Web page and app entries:

———

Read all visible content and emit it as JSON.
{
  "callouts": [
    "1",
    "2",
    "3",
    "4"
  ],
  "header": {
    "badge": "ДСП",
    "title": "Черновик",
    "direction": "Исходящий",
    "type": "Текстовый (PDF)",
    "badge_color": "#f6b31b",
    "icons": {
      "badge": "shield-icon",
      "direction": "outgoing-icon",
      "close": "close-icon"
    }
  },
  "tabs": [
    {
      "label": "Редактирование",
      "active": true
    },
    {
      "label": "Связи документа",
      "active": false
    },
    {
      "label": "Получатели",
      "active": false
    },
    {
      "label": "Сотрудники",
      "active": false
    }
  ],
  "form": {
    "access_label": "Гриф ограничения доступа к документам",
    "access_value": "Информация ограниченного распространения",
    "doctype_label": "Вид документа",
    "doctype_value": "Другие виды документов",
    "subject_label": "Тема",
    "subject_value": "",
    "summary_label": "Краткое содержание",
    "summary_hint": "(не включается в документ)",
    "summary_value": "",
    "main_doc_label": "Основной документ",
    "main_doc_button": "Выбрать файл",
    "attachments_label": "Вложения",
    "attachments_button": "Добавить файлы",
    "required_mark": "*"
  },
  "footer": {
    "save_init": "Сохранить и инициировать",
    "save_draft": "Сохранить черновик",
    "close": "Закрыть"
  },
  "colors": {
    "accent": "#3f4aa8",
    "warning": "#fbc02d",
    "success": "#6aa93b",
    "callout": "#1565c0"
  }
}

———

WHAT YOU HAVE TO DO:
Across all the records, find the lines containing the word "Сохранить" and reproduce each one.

RESPONSE AREA:
    "save_init": "Сохранить и инициировать",
    "save_draft": "Сохранить черновик",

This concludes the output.